**** Extracted information ****

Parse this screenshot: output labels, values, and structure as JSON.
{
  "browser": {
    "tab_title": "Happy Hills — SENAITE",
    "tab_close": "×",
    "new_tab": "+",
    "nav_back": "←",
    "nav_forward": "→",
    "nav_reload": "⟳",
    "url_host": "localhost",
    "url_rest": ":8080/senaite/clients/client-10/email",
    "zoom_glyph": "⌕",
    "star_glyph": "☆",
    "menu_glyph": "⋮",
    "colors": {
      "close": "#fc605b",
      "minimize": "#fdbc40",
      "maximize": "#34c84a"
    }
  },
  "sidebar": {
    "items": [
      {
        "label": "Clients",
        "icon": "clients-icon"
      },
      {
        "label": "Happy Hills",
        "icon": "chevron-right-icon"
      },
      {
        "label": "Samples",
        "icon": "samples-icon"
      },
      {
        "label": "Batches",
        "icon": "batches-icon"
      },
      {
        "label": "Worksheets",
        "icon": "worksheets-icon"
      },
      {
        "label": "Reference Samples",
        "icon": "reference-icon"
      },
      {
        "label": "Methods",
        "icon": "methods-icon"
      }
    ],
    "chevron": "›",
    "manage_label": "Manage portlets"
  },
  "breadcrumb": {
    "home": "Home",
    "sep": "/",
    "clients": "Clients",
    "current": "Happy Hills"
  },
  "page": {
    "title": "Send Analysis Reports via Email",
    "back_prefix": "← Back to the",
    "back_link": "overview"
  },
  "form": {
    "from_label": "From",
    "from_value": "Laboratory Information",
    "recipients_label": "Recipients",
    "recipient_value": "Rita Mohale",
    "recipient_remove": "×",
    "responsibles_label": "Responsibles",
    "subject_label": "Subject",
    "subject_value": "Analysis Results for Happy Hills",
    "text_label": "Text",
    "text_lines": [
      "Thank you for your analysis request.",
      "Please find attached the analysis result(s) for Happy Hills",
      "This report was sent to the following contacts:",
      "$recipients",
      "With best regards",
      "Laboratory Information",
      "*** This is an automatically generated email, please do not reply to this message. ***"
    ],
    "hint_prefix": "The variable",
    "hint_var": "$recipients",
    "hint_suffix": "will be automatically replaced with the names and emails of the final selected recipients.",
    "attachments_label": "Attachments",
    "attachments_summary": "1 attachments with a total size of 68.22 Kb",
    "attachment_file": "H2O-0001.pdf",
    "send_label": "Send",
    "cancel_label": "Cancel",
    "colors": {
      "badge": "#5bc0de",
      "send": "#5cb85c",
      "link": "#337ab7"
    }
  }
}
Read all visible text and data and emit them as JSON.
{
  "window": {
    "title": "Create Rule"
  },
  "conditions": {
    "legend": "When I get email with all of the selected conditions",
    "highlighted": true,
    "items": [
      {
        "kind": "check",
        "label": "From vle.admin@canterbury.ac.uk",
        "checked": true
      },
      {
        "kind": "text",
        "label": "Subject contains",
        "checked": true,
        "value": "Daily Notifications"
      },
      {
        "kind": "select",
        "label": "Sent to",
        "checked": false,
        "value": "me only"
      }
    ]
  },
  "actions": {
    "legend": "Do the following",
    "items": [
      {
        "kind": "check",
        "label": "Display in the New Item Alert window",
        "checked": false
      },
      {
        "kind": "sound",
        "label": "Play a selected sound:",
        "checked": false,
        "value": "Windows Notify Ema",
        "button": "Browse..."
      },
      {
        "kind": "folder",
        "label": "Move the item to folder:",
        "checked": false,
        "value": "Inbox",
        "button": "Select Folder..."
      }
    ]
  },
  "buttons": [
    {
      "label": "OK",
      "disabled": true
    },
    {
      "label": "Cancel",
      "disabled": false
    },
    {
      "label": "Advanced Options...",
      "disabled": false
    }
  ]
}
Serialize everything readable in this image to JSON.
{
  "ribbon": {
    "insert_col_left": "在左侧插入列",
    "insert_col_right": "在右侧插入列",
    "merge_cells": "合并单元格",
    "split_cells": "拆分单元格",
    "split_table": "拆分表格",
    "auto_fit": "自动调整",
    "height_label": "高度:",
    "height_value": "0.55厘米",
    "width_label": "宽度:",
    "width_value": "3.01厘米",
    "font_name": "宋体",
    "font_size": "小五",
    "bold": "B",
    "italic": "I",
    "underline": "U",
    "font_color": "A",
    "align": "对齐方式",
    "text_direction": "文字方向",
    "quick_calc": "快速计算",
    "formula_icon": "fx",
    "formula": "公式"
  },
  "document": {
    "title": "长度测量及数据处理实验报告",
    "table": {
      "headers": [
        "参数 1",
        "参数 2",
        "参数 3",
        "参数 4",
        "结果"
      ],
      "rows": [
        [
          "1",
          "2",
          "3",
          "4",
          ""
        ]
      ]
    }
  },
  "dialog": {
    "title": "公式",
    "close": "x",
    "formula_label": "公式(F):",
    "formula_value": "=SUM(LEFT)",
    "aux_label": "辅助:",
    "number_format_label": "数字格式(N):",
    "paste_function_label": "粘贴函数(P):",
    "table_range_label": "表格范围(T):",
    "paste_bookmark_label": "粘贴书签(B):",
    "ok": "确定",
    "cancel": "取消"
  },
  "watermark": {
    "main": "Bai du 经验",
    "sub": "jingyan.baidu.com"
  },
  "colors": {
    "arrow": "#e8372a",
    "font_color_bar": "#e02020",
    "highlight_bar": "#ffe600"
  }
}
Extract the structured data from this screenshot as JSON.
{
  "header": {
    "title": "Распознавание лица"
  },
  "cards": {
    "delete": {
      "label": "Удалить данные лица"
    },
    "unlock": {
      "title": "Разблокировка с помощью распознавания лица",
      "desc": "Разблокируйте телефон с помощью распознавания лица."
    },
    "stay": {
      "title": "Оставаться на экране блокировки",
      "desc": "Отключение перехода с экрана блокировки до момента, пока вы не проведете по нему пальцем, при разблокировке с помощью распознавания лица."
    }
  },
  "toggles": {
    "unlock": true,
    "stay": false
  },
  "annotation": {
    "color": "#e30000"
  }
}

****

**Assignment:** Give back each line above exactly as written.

**Written reply:**
Parse this screenshot: output labels, values, and structure as JSON.
{
  "browser": {
    "tab_title": "Happy Hills — SENAITE",
    "tab_close": "×",
    "new_tab": "+",
    "nav_back": "←",
    "nav_forward": "→",
    "nav_reload": "⟳",
    "url_host": "localhost",
    "url_rest": ":8080/senaite/clients/client-10/email",
    "zoom_glyph": "⌕",
    "star_glyph": "☆",
    "menu_glyph": "⋮",
    "colors": {
      "close": "#fc605b",
      "minimize": "#fdbc40",
      "maximize": "#34c84a"
    }
  },
  "sidebar": {
    "items": [
      {
        "label": "Clients",
        "icon": "clients-icon"
      },
      {
        "label": "Happy Hills",
        "icon": "chevron-right-icon"
      },
      {
        "label": "Samples",
        "icon": "samples-icon"
      },
      {
        "label": "Batches",
        "icon": "batches-icon"
      },
      {
        "label": "Worksheets",
        "icon": "worksheets-icon"
      },
      {
        "label": "Reference Samples",
        "icon": "reference-icon"
      },
      {
        "label": "Methods",
        "icon": "methods-icon"
      }
    ],
    "chevron": "›",
    "manage_label": "Manage portlets"
  },
  "breadcrumb": {
    "home": "Home",
    "sep": "/",
    "clients": "Clients",
    "current": "Happy Hills"
  },
  "page": {
    "title": "Send Analysis Reports via Email",
    "back_prefix": "← Back to the",
    "back_link": "overview"
  },
  "form": {
    "from_label": "From",
    "from_value": "Laboratory Information",
    "recipients_label": "Recipients",
    "recipient_value": "Rita Mohale",
    "recipient_remove": "×",
    "responsibles_label": "Responsibles",
    "subject_label": "Subject",
    "subject_value": "Analysis Results for Happy Hills",
    "text_label": "Text",
    "text_lines": [
      "Thank you for your analysis request.",
      "Please find attached the analysis result(s) for Happy Hills",
      "This report was sent to the following contacts:",
      "$recipients",
      "With best regards",
      "Laboratory Information",
      "*** This is an automatically generated email, please do not reply to this message. ***"
    ],
    "hint_prefix": "The variable",
    "hint_var": "$recipients",
    "hint_suffix": "will be automatically replaced with the names and emails of the final selected recipients.",
    "attachments_label": "Attachments",
    "attachments_summary": "1 attachments with a total size of 68.22 Kb",
    "attachment_file": "H2O-0001.pdf",
    "send_label": "Send",
    "cancel_label": "Cancel",
    "colors": {
      "badge": "#5bc0de",
      "send": "#5cb85c",
      "link": "#337ab7"
    }
  }
}
Read all visible text and data and emit them as JSON.
{
  "window": {
    "title": "Create Rule"
  },
  "conditions": {
    "legend": "When I get email with all of the selected conditions",
    "highlighted": true,
    "items": [
      {
        "kind": "check",
        "label": "From vle.admin@canterbury.ac.uk",
        "checked": true
      },
      {
        "kind": "text",
        "label": "Subject contains",
        "checked": true,
        "value": "Daily Notifications"
      },
      {
        "kind": "select",
        "label": "Sent to",
        "checked": false,
        "value": "me only"
      }
    ]
  },
  "actions": {
    "legend": "Do the following",
    "items": [
      {
        "kind": "check",
        "label": "Display in the New Item Alert window",
        "checked": false
      },
      {
        "kind": "sound",
        "label": "Play a selected sound:",
        "checked": false,
        "value": "Windows Notify Ema",
        "button": "Browse..."
      },
      {
        "kind": "folder",
        "label": "Move the item to folder:",
        "checked": false,
        "value": "Inbox",
        "button": "Select Folder..."
      }
    ]
  },
  "buttons": [
    {
      "label": "OK",
      "disabled": true
    },
    {
      "label": "Cancel",
      "disabled": false
    },
    {
      "label": "Advanced Options...",
      "disabled": false
    }
  ]
}
Serialize everything readable in this image to JSON.
{
  "ribbon": {
    "insert_col_left": "在左侧插入列",
    "insert_col_right": "在右侧插入列",
    "merge_cells": "合并单元格",
    "split_cells": "拆分单元格",
    "split_table": "拆分表格",
    "auto_fit": "自动调整",
    "height_label": "高度:",
    "height_value": "0.55厘米",
    "width_label": "宽度:",
    "width_value": "3.01厘米",
    "font_name": "宋体",
    "font_size": "小五",
    "bold": "B",
    "italic": "I",
    "underline": "U",
    "font_color": "A",
    "align": "对齐方式",
    "text_direction": "文字方向",
    "quick_calc": "快速计算",
    "formula_icon": "fx",
    "formula": "公式"
  },
  "document": {
    "title": "长度测量及数据处理实验报告",
    "table": {
      "headers": [
        "参数 1",
        "参数 2",
        "参数 3",
        "参数 4",
        "结果"
      ],
      "rows": [
        [
          "1",
          "2",
          "3",
          "4",
          ""
        ]
      ]
    }
  },
  "dialog": {
    "title": "公式",
    "close": "x",
    "formula_label": "公式(F):",
    "formula_value": "=SUM(LEFT)",
    "aux_label": "辅助:",
    "number_format_label": "数字格式(N):",
    "paste_function_label": "粘贴函数(P):",
    "table_range_label": "表格范围(T):",
    "paste_bookmark_label": "粘贴书签(B):",
    "ok": "确定",
    "cancel": "取消"
  },
  "watermark": {
    "main": "Bai du 经验",
    "sub": "jingyan.baidu.com"
  },
  "colors": {
    "arrow": "#e8372a",
    "font_color_bar": "#e02020",
    "highlight_bar": "#ffe600"
  }
}
Extract the structured data from this screenshot as JSON.
{
  "header": {
    "title": "Распознавание лица"
  },
  "cards": {
    "delete": {
      "label": "Удалить данные лица"
    },
    "unlock": {
      "title": "Разблокировка с помощью распознавания лица",
      "desc": "Разблокируйте телефон с помощью распознавания лица."
    },
    "stay": {
      "title": "Оставаться на экране блокировки",
      "desc": "Отключение перехода с экрана блокировки до момента, пока вы не проведете по нему пальцем, при разблокировке с помощью распознавания лица."
    }
  },
  "toggles": {
    "unlock": true,
    "stay": false
  },
  "annotation": {
    "color": "#e30000"
  }
}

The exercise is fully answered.